Wednesday, May 28, 2008

a couple of notes about Domino clustering

I was talking (yes real talk, not IM -- the horror!) with a fellow Notes developer last night and the subject of my ILUG presentation came up. I gave him a thumbnail sketch of what I'm going to be presenting and he seemed surprised that it was possible, so I wanted to spell it out a little more clearly.
  • Domino clustering happens natively in Domino. There is nothing OS specific to it.

  • Therefore you can cluster Domino servers on different server operating systems together. That's right, Windows/Linux, Linux/AIX, AIX/i50S... Domino doesn't care.

  • You can see this demoed LIVE at ILUG next week. I'm on at 9:00 AM on Thursday.


  1. even a "Notes developer" should know the basic fact that a Domino cluster is nothing OS specific.

  2. And it is actually pretty easy and painless to implement.

    And you don't have to have a 1-to-1 relationship. We have 3 servers clustered, with one server that carries replicas from the two other servers and is used for failover.

  3. Not only can you cluster across different OS's you can also cluster across different versions of Domino! This is not really recommended for mail files, but if you have an app that only uses "version N-1" features, you can cluster it on a version N and a version N-1 server while you were upgrading (or to test the app in version N).
    In fact the better reason to do this is to cluster across different point releases, compare and contrast with "clustering" offered by some other products, where you have to keep the clustered servers at exactly the same OS, fix level, version and patches for it to work.

  4. That's gonna be a great presentation Charles.

    I think I've tried it, but cannot remember the result, but can you cluster between partitions within a partitioned server such as iSeries? And those partitions can be at different Domino releases too.

    Also, you could even go so far as to have a Domino cluster with real hardware on one side running on iSeries and a virtual machine running windows or linux on the other end(a great way to stretch the hardware budget btw). If your laptop has enough cpu and ram, it would be easy to setup a demo of clustering in a VMWare Workstation setup using Linux and Windows VM's.

  5. Ulrich: The person I was speaking with, and a few I asked afterwards, were a little surprised that it worked seamlessly with Domino on different server OS's. It wasn't that they thought Domino clustering was OS-dependent, most had just never worked in a mixed environment so they weren't aware.

    Maria/Anonymous: I don't think I'm doing anything ground-breaking, I just haven't ever seen anyone take this on in a presentation before. Maybe it's because it's so trivial, or maybe it's because it's not practical. I'll find out. :-)

    Paul: I've never done it, but I don't see why it wouldn't work.

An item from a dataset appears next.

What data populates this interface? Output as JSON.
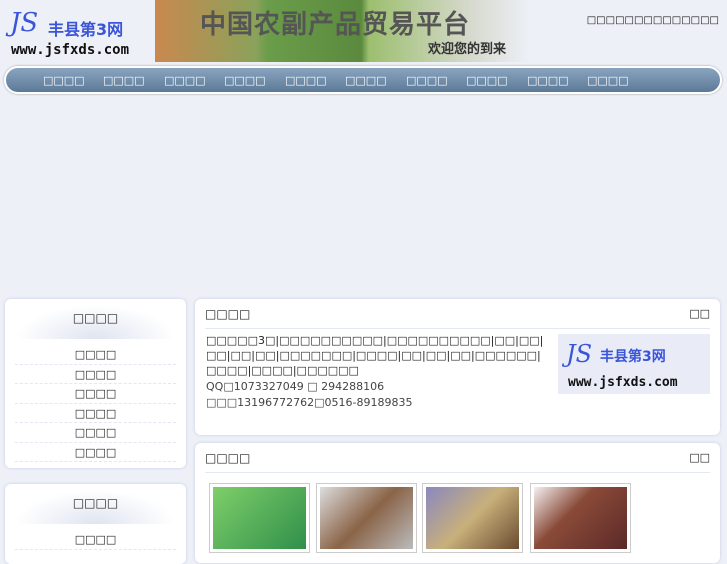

I have a client with an AS/400 they're decommissioning in couple of weeks and I may have a whack at that scenario to see how it works.

  6. Charles,

    The other thing that's overlooked with Domino/Notes clustering is its robustness.

    That comes from the Shared-Nothing architecture. And it's very easy to take for granted.

    Case in point - we recently went through our usual Quarterly Network Outage, when our networks guys get their upgrade/test window in the organisation. Almost everything uses clustering across multiple physical sites, for disaster recovery, so this means everyone has to do a lot of coordination around this kind of event.

    Teams looking after systems using certain OS-based clustering technologies were up at 07:00 on a Sunday to power down their clusters in an orderly fashion. Then they had to phone in to confirm that they were all down and the work could go ahead.

    Me? I stayed very quiet in the meetings about what we'd do in our team. On the Sunday, I rolled towards the on-call Blackberry at 08:55 and phoned in to say we were good to go. Then I went back to my lie-in. :-)

    The loss of a network link between them just wasn't an issue for our clusters. Each box carried on happily, and afterwards anything that had been changed - for instance, by scheduled agents - just got synchronised via replication.

    Gotta love that. Domino Cluster has its plus points and its minus points, but extra hours in bed on a Sunday morning is definitely in the PLUS column! ;-)